In an expansive practice, Ebony G. Patterson (b. 1981 Kingston, Jamaica) addresses visibility and invisibility, through explorations of class, race, gender, youth culture, pageantry and acts of violence, within the context of “post-colonial” spaces. Entrancing and colourful, Patterson’s works command the viewer to look beyond their rich formal characteristics and to acknowledge the realities of social injustice. Entourage (2010), the first piece from Patterson’s ‘Fambily’ series of photographic installations (2010-13), explores the role of the gang as a surrogate family – a complex structure whose positive elements are usually ignored.
Maja Ruznic (b. 1983 Bosnia & Hercegovina) is primarily a painter, drawing on personal and collective memories to create works that deeply connect with human psyche. Ruznic deftly weaves themes of trauma and suffering with mythology and healing, softening the darker subject matter in her work. This softening is then applied to the process of painting, where blurring and allowing shapes to bleed into one another symbolically destabilizes borders.

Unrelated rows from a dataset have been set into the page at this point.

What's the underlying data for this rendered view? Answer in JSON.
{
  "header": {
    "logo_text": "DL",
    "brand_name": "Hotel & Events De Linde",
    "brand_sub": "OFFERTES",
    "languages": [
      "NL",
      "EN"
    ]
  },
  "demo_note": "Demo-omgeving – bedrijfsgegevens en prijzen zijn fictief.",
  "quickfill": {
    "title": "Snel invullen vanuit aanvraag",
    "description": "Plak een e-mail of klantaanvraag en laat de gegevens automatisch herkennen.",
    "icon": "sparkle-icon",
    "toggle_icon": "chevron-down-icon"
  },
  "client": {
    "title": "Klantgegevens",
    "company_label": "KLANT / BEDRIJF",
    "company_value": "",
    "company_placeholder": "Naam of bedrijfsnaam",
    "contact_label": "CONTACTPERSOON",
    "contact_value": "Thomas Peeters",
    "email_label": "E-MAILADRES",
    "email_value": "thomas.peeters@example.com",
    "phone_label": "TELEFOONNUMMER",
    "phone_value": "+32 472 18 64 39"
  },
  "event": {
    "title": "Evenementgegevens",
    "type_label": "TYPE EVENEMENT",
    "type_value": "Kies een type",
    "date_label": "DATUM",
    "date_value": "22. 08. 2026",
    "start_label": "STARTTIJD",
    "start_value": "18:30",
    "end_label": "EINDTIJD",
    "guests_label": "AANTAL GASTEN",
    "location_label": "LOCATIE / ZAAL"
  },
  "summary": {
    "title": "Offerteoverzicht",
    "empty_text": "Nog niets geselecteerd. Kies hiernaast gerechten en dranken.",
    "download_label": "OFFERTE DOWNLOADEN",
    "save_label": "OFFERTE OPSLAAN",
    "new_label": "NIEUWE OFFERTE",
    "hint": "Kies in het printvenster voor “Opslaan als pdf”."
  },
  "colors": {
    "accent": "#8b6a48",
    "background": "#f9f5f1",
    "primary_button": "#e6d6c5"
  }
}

Mother (2020) draws on Ruznic’s memory of the day she was reunited with her mother after fleeing Bosnia with her grandparents at the start of the Bosnian war in April 1992. The painting evokes the feelings and memories of that day – the figure’s arms are stretched out, longingly reaching towards something.
Gray Wielebinski (b. 1991 Dallas, TX, USA) reconfigures and transforms the iconography and visual codes of sports and mainstream media to explore themes of identity, mythology, nationhood, memory, gender and sexuality. Reconfiguring and transforming iconography and visual codes, their work seeks to navigate and question society’s frameworks and belief systems. Wielebinski deftly confronts realities in order to imagine and propose alternatives. In recent collages, Wielebinski puts together new forms and ways of embodiment, questioning what makes a body more than the sum of its parts. They dissect figures, directly challenging our obsession with ‘reading’ bodies – in their intuitive combination of body parts, they make new creatures.

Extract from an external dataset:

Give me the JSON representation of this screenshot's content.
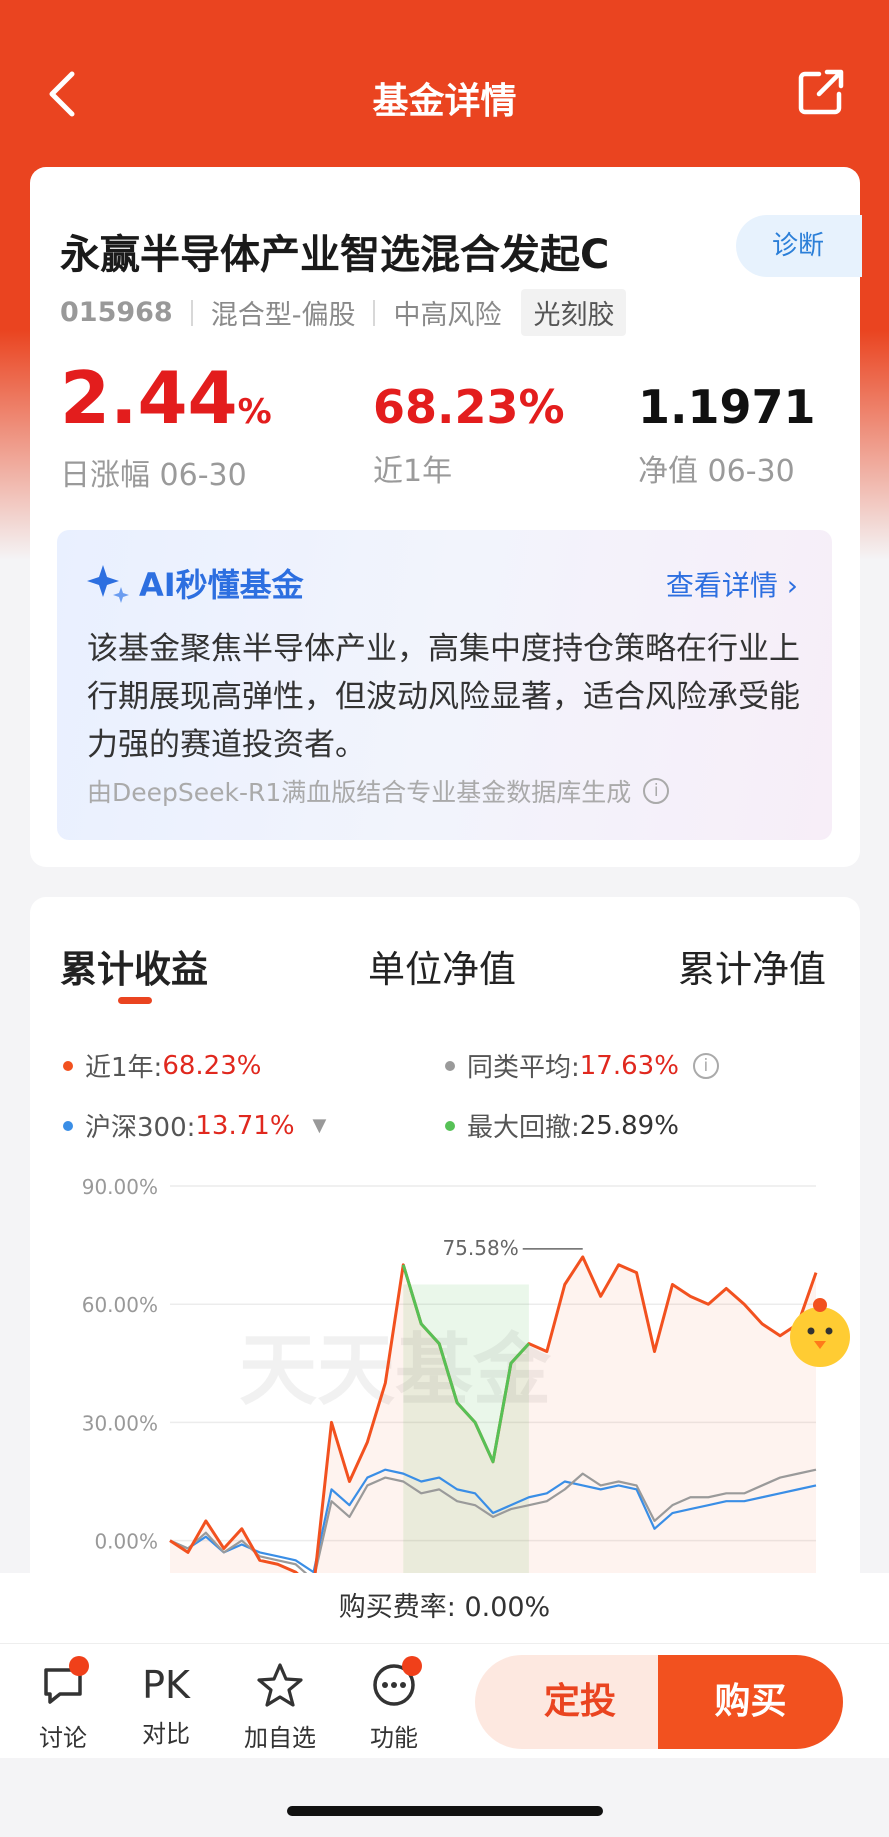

Over a career spanning five decades, Mary Webb (B. 1939 London, UK) has mastered the interrelationship of colour in her complex geometric paintings. The works featured in this presentation exemplify a practice committed to formal abstraction. Meticulously planned, each piece balances subtle interplays of colour with compositions that avoid one focal point, through her exploration of diagonal compositions. Rooting the work in place, Webb often titles her series with the name of specific locations. She has the sensibility of a landscapist, drawing inspiration from the places she travels to, registering colour, shape and shifting light. At the core of her work lies the considered relationship between formal elements, rendering the world around her as a timeless abstraction.